they're more likely to give companies their information freely. A 2002 phone survey about a proposed
national ID plan, conducted by Gartner, found respondents preferred private industry - such as bank or
credit card companies - to administer a national ID system rather than the government.
Stanley said most people are unaware how information about them is passed on to government
agencies and processed.
"People have a right to know just how information about them is being used and combined into a
high-resolution picture of (their) life," Stanley said.
Although the Privacy Act attempted to put stops on government surveillance, Stanley said that its
authors did not anticipate the explosion in private-sector data collection.
"It didn't anticipate the growth of data aggregators and the tremendous amount of information that

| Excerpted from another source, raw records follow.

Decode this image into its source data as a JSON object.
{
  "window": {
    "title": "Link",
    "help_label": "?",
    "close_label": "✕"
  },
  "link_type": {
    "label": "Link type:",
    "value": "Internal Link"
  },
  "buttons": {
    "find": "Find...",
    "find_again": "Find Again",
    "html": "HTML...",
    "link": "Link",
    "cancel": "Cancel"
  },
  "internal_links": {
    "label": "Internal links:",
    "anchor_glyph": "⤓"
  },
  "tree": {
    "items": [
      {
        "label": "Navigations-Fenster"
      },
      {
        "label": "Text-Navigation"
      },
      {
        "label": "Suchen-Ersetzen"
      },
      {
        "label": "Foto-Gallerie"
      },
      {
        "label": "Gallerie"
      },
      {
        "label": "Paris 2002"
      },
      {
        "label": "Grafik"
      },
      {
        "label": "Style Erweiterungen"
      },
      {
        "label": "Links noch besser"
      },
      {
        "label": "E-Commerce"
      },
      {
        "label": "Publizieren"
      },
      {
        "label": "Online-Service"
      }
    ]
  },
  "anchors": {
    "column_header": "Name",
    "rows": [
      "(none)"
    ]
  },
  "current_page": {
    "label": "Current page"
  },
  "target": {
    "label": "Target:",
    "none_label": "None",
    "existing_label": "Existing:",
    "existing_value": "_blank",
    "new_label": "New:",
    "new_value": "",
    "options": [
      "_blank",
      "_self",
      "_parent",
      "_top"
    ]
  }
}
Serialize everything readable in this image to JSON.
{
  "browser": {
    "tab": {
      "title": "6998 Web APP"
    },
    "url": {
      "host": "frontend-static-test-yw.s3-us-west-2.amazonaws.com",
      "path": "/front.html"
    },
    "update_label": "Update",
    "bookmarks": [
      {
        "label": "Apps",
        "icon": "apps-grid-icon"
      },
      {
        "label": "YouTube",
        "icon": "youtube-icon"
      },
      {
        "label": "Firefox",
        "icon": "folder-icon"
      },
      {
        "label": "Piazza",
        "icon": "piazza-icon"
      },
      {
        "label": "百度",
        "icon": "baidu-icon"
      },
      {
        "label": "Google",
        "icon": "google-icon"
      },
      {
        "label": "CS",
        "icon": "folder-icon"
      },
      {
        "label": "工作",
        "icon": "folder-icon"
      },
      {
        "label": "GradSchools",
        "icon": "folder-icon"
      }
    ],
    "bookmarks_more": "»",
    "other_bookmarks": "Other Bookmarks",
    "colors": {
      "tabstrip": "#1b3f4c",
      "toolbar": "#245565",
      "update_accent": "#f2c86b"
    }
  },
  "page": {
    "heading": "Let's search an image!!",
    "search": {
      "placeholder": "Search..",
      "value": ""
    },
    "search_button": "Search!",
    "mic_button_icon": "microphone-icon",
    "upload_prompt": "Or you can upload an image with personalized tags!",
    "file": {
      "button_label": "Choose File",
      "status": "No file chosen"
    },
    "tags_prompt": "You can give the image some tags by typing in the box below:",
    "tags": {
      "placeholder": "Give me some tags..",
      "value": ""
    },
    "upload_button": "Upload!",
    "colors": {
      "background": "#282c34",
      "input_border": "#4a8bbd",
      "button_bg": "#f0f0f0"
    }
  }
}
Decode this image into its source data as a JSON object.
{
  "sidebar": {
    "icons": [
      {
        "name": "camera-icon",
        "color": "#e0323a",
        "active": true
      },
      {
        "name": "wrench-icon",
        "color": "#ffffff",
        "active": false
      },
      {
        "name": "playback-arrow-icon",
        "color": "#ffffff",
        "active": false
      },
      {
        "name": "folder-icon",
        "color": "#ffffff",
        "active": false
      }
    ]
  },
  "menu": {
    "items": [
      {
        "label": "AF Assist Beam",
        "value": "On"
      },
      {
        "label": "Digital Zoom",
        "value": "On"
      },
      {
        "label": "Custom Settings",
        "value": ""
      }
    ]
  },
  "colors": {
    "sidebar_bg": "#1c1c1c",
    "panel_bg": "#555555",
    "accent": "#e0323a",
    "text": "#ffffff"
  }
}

they're able to put together on virtually everyone or the fact that the government could become
customers of these companies," Stanley said.
Although the report focused primarily on the flow of data from corporations to the government, data
flow actually goes both ways. The government has shared its watch lists with the private sector,
opening the way for potential discrimination against customers who appear on the lists. Under section
314 of the Patriot Act, the government can submit a suspect list to financial institutions to see whether
the institution has conducted transactions with any individuals or organizations on the list. But once
the government shares the list, nothing prevents the institution from discriminating against individuals
or organizations on the list.
After the terror attacks of Sept. 11, 2001, the FBI circulated a watch list to corporations that
contained hundreds of names of people the FBI was interested in talking to, although the people were
not under investigation or wanted by the FBI. Companies were more than happy to check the list
against the names of their customers. And if they used the list for other purposes, it's difficult to know.
The report notes that there is no way to determine how many job applicants might have been denied
work because their names appeared on the list.
"It turns companies into sheriff's deputies, responsible not just for feeding information to the
government, but for actually enforcing the government's wishes, for example by effectively blacklisting
anyone who has been labeled as a suspect under the government's less-than-rigorous procedures for
identifying risks," the report states.
Last March, the Technology and Privacy Advisory Committee, created by Secretary of Defense
Donald Rumsfeld to examine government data mining, issued a report (PDF) stating that "rapid action
is necessary" to establish clear guidelines for responsible government data mining.
The ACLU's Stanley said companies are in the initial stages of the Homeland Security gold rush to
get government contracts, and that the public and Congress need to do something before policies and
practices of private-sector surveillance solidify.
"Government security agencies always have a hunger for more and more information," said Stanley.
"It's only natural. It makes it easier for law enforcement if they have access to as much info as they
want. But it's crucial that policy makers and political leaders balance the needs of law enforcement
and the value of privacy that Americans have always expected and enjoyed."